--- GIVEN DATA ---

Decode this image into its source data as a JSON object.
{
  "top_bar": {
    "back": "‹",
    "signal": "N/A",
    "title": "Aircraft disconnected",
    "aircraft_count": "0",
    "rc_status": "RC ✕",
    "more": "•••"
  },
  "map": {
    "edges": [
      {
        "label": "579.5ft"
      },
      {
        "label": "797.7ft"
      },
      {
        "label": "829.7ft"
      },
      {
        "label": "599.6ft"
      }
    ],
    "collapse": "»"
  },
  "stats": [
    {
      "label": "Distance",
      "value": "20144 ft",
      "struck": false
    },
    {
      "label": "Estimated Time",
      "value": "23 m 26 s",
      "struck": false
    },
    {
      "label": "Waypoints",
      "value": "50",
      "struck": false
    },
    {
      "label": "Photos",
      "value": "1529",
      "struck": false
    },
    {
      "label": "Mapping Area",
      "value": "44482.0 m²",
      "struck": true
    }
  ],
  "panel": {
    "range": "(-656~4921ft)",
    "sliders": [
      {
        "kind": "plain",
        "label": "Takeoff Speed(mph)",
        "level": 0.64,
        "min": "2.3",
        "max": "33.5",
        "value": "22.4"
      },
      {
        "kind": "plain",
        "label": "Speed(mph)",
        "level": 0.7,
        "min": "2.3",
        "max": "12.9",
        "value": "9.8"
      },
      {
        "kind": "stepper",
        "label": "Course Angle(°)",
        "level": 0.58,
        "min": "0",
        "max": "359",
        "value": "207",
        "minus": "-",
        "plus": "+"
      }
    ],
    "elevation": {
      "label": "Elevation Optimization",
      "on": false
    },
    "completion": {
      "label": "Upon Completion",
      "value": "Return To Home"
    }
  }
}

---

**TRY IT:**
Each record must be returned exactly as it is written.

**EXPECTED ANSWER:**
Decode this image into its source data as a JSON object.
{
  "top_bar": {
    "back": "‹",
    "signal": "N/A",
    "title": "Aircraft disconnected",
    "aircraft_count": "0",
    "rc_status": "RC ✕",
    "more": "•••"
  },
  "map": {
    "edges": [
      {
        "label": "579.5ft"
      },
      {
        "label": "797.7ft"
      },
      {
        "label": "829.7ft"
      },
      {
        "label": "599.6ft"
      }
    ],
    "collapse": "»"
  },
  "stats": [
    {
      "label": "Distance",
      "value": "20144 ft",
      "struck": false
    },
    {
      "label": "Estimated Time",
      "value": "23 m 26 s",
      "struck": false
    },
    {
      "label": "Waypoints",
      "value": "50",
      "struck": false
    },
    {
      "label": "Photos",
      "value": "1529",
      "struck": false
    },
    {
      "label": "Mapping Area",
      "value": "44482.0 m²",
      "struck": true
    }
  ],
  "panel": {
    "range": "(-656~4921ft)",
    "sliders": [
      {
        "kind": "plain",
        "label": "Takeoff Speed(mph)",
        "level": 0.64,
        "min": "2.3",
        "max": "33.5",
        "value": "22.4"
      },
      {
        "kind": "plain",
        "label": "Speed(mph)",
        "level": 0.7,
        "min": "2.3",
        "max": "12.9",
        "value": "9.8"
      },
      {
        "kind": "stepper",
        "label": "Course Angle(°)",
        "level": 0.58,
        "min": "0",
        "max": "359",
        "value": "207",
        "minus": "-",
        "plus": "+"
      }
    ],
    "elevation": {
      "label": "Elevation Optimization",
      "on": false
    },
    "completion": {
      "label": "Upon Completion",
      "value": "Return To Home"
    }
  }
}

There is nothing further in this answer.